Musik & Frieden fittingly translates as Music & Peace, and is just inside where the Berlin Wall once stood. Inside the dark confines of the venue (think something similar to The Garage in the UK), a crowd is building. It’s interesting to note the differences between a German and UK prog audience – not many, if truth be told.

Leprous pull a similar youthful crowd here as they would in the UK, although whether, as would happen in the UK, the older prog crowd remain absent because they’re overly and incorrectly wary, Prog doesn’t know. There are certainly more females in the audience here tonight, but the display of prog-friendly T-shirts is the same as in the UK.

Earthside

Earthside
(Image: © Torsten Curdt)

Earthside open proceedings, and their touring partners’ abundant screens and banners leave them so little room that by the end of opener The Closest I’ve Come, guitarist Jamie Van Dyck and keyboard player Frank Sacramone have already come too close and an untwining of limbs and instruments is required before they can continue.
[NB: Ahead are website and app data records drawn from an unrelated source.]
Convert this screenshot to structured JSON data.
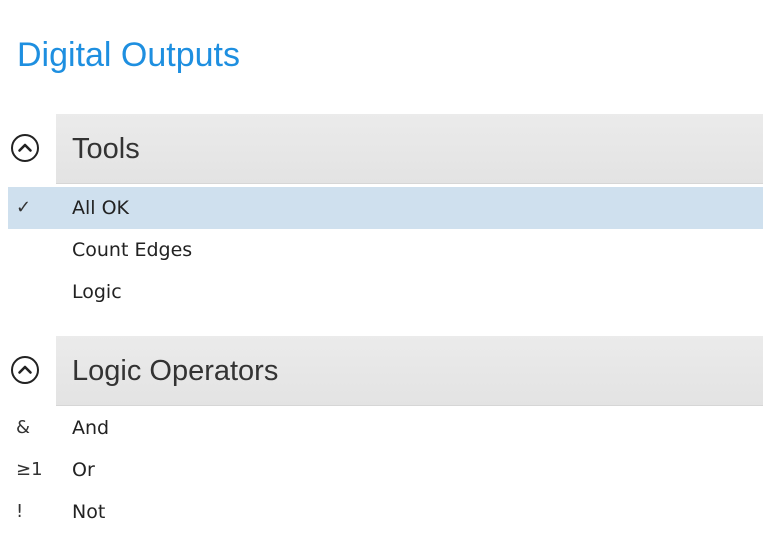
{
  "page": {
    "title": "Digital Outputs"
  },
  "sections": [
    {
      "title": "Tools",
      "toggle_icon": "chevron-up-circle-icon",
      "expanded": true,
      "items": [
        {
          "glyph": "✓",
          "glyph_icon": "checkmark-icon",
          "label": "All OK",
          "selected": true
        },
        {
          "glyph": "",
          "label": "Count Edges",
          "selected": false
        },
        {
          "glyph": "",
          "label": "Logic",
          "selected": false
        }
      ]
    },
    {
      "title": "Logic Operators",
      "toggle_icon": "chevron-up-circle-icon",
      "expanded": true,
      "items": [
        {
          "glyph": "&",
          "label": "And",
          "selected": false
        },
        {
          "glyph": "≥1",
          "label": "Or",
          "selected": false
        },
        {
          "glyph": "!",
          "label": "Not",
          "selected": false
        }
      ]
    }
  ],
  "colors": {
    "title_blue": "#1e8fe0",
    "header_band": "#e6e6e6",
    "selection": "#cfe0ee",
    "text": "#222222"
  }
}
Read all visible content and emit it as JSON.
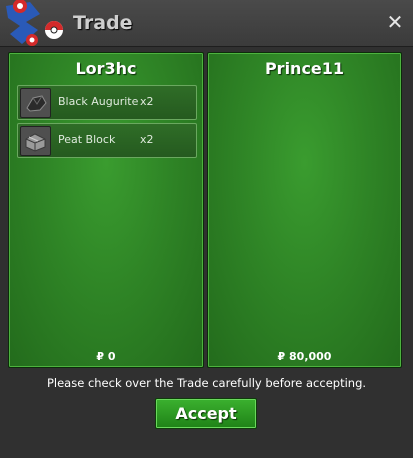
{
  "window": {
    "title": "Trade",
    "close_symbol": "✕"
  },
  "left_panel": {
    "player_name": "Lor3hc",
    "items": [
      {
        "name": "Black Augurite",
        "quantity": "x2",
        "icon": "augurite-ore-icon"
      },
      {
        "name": "Peat Block",
        "quantity": "x2",
        "icon": "peat-block-icon"
      }
    ],
    "money": "₽ 0"
  },
  "right_panel": {
    "player_name": "Prince11",
    "items": [],
    "money": "₽ 80,000"
  },
  "notice": "Please check over the Trade carefully before accepting.",
  "accept_label": "Accept",
  "colors": {
    "panel_green": "#2f8526",
    "accept_green": "#2a9a22",
    "titlebar": "#3f3f3f"
  }
}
As well as Leprous and Voyager’s stage gear, Earthside’s own screen is somewhat precariously balanced stage left. It eventually comes into play for A Dream In Static, on which TesseracT singer Daniel Tompkins appears, as does Sevendust’s Lajon Witherspoon later for the orchestral set closer Mob Mentality. It’s a move that could have stymied the flow of the band’s show, but in reality it enhances everything.

With Sacramone throwing all manner of shapes, and Van Dyck’s lively performance and humorous interaction with the crowd, Earthside’s intricate and complex progressive rock is transformed into a crowd-pleasing spectacle; an admirable achievement.

Voyager

Voyager
(Image: © Torsten Curdt)

Voyager may hail from Perth, Australia, but frontman Daniel Estrin was born in Berlin and ingratiates himself to the home crowd by speaking in their native tongue. Not that the quintet need much to ingratiate themselves. Opening couplet Momentary Relapse Of Pain and Stare Into The Night (both from 2011’s The Meaning Of I) are slices of bouncy, energetic alt-prog, with a shift towards the band’s more overtly proggy sound through Misery Is Only Company from 2014’s V.

Again, it’s a highly visual performance, with the engaging Estrin backed by the constant shape-throwing of diminutive guitar queen Simone Dow, the music coming across like a delightful blend of hard-edged prog and Duran Duran-style anthemic choruses. They throw a cover of Darude’s Sandstorm into Lost, and epic single Hyperventilating has the whole room bouncing. They then thunder through Summer Always Comes Again, Seasons Of Age and The Meaning Of I. It’s the performance of the night – no mean feat on a bill like this.

Leprous

Leprous
(Image: © Torsten Curdt)

While Earthside and Voyager combine visual panache with intricate music, Leprous seem more static, mainly because mainman Einar Solberg is stuck behind his keyboards (Estrin opted for a keytar!), and the band’s matching outfits give them a staid look. It’s the same set reviewed in Prog 61, but in the live setting, the band’s modernist take on prog is imbued with even more Marillion-like melody; something that would open the band up to a wider, older audience if that audience weren’t so stuck in their ways. It’s all carried off with a headliner’s style – another fine performance from a classily thought-out bill.

Leprous' Einar Solberg

Leprous' Einar Solberg
(Image: © Torsten Curdt)